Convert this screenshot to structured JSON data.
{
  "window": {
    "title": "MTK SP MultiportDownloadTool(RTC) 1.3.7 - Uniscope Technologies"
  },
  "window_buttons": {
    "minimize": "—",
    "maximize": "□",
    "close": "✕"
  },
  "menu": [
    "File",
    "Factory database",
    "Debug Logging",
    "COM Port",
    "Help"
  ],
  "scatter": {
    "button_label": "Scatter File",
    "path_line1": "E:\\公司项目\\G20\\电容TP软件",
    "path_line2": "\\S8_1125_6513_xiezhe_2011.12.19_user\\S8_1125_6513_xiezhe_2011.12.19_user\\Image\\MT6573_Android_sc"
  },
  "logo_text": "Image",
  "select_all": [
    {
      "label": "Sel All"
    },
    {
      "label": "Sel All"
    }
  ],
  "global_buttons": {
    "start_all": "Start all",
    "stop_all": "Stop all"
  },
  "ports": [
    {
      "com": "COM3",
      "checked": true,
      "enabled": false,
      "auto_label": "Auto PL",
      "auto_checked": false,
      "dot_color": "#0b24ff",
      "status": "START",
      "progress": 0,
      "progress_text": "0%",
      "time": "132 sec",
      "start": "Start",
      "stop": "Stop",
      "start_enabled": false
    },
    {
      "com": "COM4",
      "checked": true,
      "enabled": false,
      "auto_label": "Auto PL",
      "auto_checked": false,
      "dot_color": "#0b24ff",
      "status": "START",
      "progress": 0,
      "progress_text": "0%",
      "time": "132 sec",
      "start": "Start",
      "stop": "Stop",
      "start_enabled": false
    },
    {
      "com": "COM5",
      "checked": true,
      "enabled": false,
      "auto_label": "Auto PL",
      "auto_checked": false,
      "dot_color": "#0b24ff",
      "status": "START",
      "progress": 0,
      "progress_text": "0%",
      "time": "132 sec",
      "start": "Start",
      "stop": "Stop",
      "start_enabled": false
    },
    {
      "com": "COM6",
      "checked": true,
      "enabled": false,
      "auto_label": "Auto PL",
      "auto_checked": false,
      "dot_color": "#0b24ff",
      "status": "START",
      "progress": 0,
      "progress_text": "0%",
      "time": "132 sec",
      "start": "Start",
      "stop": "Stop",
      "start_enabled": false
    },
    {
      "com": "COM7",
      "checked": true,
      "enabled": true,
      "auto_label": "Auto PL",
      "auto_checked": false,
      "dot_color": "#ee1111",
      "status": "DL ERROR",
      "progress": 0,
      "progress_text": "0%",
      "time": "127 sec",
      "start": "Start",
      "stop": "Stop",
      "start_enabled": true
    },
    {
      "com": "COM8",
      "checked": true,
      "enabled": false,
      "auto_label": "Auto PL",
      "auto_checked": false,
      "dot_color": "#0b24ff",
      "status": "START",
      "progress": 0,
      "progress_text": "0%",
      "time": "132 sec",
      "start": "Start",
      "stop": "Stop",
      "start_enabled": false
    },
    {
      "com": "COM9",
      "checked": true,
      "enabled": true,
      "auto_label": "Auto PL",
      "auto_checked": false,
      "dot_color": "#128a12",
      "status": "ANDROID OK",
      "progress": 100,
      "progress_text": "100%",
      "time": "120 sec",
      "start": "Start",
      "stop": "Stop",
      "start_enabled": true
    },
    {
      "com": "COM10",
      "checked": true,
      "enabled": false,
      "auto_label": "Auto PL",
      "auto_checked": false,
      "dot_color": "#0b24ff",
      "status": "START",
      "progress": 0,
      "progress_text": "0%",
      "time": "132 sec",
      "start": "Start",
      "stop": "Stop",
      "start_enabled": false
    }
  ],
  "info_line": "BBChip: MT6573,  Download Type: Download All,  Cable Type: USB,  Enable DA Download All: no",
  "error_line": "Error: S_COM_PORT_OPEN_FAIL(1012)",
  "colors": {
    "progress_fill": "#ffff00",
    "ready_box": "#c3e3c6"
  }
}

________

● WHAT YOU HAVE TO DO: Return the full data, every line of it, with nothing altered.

● SOLUTION TO THE PROBLEM:
Convert this screenshot to structured JSON data.
{
  "window": {
    "title": "MTK SP MultiportDownloadTool(RTC) 1.3.7 - Uniscope Technologies"
  },
  "window_buttons": {
    "minimize": "—",
    "maximize": "□",
    "close": "✕"
  },
  "menu": [
    "File",
    "Factory database",
    "Debug Logging",
    "COM Port",
    "Help"
  ],
  "scatter": {
    "button_label": "Scatter File",
    "path_line1": "E:\\公司项目\\G20\\电容TP软件",
    "path_line2": "\\S8_1125_6513_xiezhe_2011.12.19_user\\S8_1125_6513_xiezhe_2011.12.19_user\\Image\\MT6573_Android_sc"
  },
  "logo_text": "Image",
  "select_all": [
    {
      "label": "Sel All"
    },
    {
      "label": "Sel All"
    }
  ],
  "global_buttons": {
    "start_all": "Start all",
    "stop_all": "Stop all"
  },
  "ports": [
    {
      "com": "COM3",
      "checked": true,
      "enabled": false,
      "auto_label": "Auto PL",
      "auto_checked": false,
      "dot_color": "#0b24ff",
      "status": "START",
      "progress": 0,
      "progress_text": "0%",
      "time": "132 sec",
      "start": "Start",
      "stop": "Stop",
      "start_enabled": false
    },
    {
      "com": "COM4",
      "checked": true,
      "enabled": false,
      "auto_label": "Auto PL",
      "auto_checked": false,
      "dot_color": "#0b24ff",
      "status": "START",
      "progress": 0,
      "progress_text": "0%",
      "time": "132 sec",
      "start": "Start",
      "stop": "Stop",
      "start_enabled": false
    },
    {
      "com": "COM5",
      "checked": true,
      "enabled": false,
      "auto_label": "Auto PL",
      "auto_checked": false,
      "dot_color": "#0b24ff",
      "status": "START",
      "progress": 0,
      "progress_text": "0%",
      "time": "132 sec",
      "start": "Start",
      "stop": "Stop",
      "start_enabled": false
    },
    {
      "com": "COM6",
      "checked": true,
      "enabled": false,
      "auto_label": "Auto PL",
      "auto_checked": false,
      "dot_color": "#0b24ff",
      "status": "START",
      "progress": 0,
      "progress_text": "0%",
      "time": "132 sec",
      "start": "Start",
      "stop": "Stop",
      "start_enabled": false
    },
    {
      "com": "COM7",
      "checked": true,
      "enabled": true,
      "auto_label": "Auto PL",
      "auto_checked": false,
      "dot_color": "#ee1111",
      "status": "DL ERROR",
      "progress": 0,
      "progress_text": "0%",
      "time": "127 sec",
      "start": "Start",
      "stop": "Stop",
      "start_enabled": true
    },
    {
      "com": "COM8",
      "checked": true,
      "enabled": false,
      "auto_label": "Auto PL",
      "auto_checked": false,
      "dot_color": "#0b24ff",
      "status": "START",
      "progress": 0,
      "progress_text": "0%",
      "time": "132 sec",
      "start": "Start",
      "stop": "Stop",
      "start_enabled": false
    },
    {
      "com": "COM9",
      "checked": true,
      "enabled": true,
      "auto_label": "Auto PL",
      "auto_checked": false,
      "dot_color": "#128a12",
      "status": "ANDROID OK",
      "progress": 100,
      "progress_text": "100%",
      "time": "120 sec",
      "start": "Start",
      "stop": "Stop",
      "start_enabled": true
    },
    {
      "com": "COM10",
      "checked": true,
      "enabled": false,
      "auto_label": "Auto PL",
      "auto_checked": false,
      "dot_color": "#0b24ff",
      "status": "START",
      "progress": 0,
      "progress_text": "0%",
      "time": "132 sec",
      "start": "Start",
      "stop": "Stop",
      "start_enabled": false
    }
  ],
  "info_line": "BBChip: MT6573,  Download Type: Download All,  Cable Type: USB,  Enable DA Download All: no",
  "error_line": "Error: S_COM_PORT_OPEN_FAIL(1012)",
  "colors": {
    "progress_fill": "#ffff00",
    "ready_box": "#c3e3c6"
  }
}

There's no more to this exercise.